Review Summary: And, alas, Beethoven continues to roll in his grave.
I think everyone here, regardless of race, colour or creed, can enjoy a good joke every now and then. And with musical comedy existing for ages, I’m sure you’d be hard pressed to find someone who doesn’t have a favourite comedic musical group in their collection. But nothing makes me scratch my head in such utter confusion than Punk Goes Crunk
, the unanimous low point of the “Punk Goes…” series, which features “punk” bands covering “crunk” songs. And while this is a sure-fire recipe for sheer disaster, I can’t really tell if Punk Goes Crunk
is serious attempt at covering rap and R&B songs, or some peddling attempt for a couple of weary laughs.
To be blunt, the quality of covers found on Punk Goes Crunk
range from simply average to absolutely catastrophic, and given the premise of the album, that’s hardly a surprise. Obviously, the gigantic, glaring problem of this album is when bands pass over the attempt to be funny and quirky and instead halfass an attempt to make a serious cover. Genuine, authentic renditions like My American Heart’s cover of “California Love”, Emanuel’s “Kryptonite” and Scary Kids Scaring Kids take of “Notorious Thugs” are so painstaking terrible that it’s hard to get through them. And it’s not like the music doesn’t translate, it’s mostly because the rapping is bloodcurdlingly bad.
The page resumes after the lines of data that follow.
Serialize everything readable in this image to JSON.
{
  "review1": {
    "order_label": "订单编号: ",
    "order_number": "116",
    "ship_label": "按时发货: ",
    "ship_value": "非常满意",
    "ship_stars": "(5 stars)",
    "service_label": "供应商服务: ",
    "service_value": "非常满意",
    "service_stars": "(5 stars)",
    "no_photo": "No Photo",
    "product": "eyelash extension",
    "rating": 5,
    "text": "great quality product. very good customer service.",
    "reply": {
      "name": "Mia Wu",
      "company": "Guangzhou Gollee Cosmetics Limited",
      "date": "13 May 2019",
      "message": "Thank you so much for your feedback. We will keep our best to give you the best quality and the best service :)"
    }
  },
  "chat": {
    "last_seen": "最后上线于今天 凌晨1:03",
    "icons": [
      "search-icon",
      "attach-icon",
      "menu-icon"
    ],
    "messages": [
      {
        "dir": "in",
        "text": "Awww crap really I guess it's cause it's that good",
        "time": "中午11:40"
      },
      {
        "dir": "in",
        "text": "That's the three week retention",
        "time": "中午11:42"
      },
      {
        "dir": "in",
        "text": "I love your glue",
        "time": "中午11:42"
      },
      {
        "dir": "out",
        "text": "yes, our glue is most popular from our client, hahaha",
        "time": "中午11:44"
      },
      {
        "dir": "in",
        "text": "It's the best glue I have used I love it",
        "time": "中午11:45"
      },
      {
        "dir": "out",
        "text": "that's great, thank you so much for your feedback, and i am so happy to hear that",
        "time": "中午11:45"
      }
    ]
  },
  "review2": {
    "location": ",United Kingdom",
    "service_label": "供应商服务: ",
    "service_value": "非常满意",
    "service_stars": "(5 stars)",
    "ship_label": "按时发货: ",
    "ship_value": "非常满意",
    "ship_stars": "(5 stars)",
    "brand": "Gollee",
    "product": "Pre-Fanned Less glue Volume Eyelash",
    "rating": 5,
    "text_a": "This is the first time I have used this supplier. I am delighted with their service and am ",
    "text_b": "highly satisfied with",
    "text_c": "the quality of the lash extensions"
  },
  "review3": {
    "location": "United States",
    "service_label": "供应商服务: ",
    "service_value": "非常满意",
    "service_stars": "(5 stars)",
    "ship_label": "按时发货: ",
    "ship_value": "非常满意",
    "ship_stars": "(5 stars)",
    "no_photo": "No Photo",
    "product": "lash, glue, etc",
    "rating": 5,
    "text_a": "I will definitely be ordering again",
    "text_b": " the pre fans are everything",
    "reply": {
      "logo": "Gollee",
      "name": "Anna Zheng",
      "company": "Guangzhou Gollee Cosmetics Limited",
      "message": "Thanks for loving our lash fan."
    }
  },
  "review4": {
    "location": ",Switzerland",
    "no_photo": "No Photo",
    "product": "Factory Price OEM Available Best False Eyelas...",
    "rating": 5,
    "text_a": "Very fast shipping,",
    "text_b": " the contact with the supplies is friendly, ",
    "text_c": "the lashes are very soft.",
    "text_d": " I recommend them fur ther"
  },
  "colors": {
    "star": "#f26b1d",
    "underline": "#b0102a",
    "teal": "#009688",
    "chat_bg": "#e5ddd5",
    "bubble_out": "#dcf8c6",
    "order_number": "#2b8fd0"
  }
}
Is it on purpose? I honestly can’t tell, but the songs are still appalling regardless.
For the most part, a lot of the problems here on Punk Goes Crunk
are due to a general lack of creativity. The Escape Frame sleepwalk through “Nothing But A G’ Thang”, while Hot Rob Circuit unceremoniously add to the numerous “Gin And Juice” covers that already exist. The Secret Handshake offer a bland, almost identical version of “I Wish”, and it makes you wonder why they would even waste their time recording it. And song selection is also a gigantic problem: I would have like to have seen Set Your Goals or Forever the Sickest Kids actually cover good
rap songs, while Person L is in a dream world if they think they can top the Roots with their rendition of “Seed 2.0”.
But amidst all the crap, the feather in the cap of Punk Goes Crunk
(if you can call it that) belongs to Say Anything’s “I Got Your Money”, simply because they actually have some fun with it. Channeling the sarcastic tone of Richard Cheese, Say Anything half-mock the ridiculous lyrics and actually succeed in getting a few laughs while the bass and drums groove along. And believe it or not, there’s actually some alright genuine attempts on here: All Time Low and Devil Wears Prada, although generic pop-punk and metalcore respectively, actually make decent covers of Rihanna and Big Tymers. New Found Glory (they do covers??!!) offer a great acoustic rendition of “Tennessee”, and Lorene Drive’s “Hey Ya” is not half-bad. In the end, these aren’t songs I would ever want to come back to, but I will recognize that they are the choice cuts of this atrocious album.
Overall, The lack of effort and creativity on Punk Goes Crunk
is the strong flaw that makes the album largely unlistenable, and the bands fumble the chance to create something unique, or at the very least, something funny and amusing. I realize that the theme of the album ultimately doomed everyone from the get go, but the album is not only a damned collection of terrible songs, but a real missed opportunity to make something very creative, fun and quirky. Shame on you, guys, shame on you.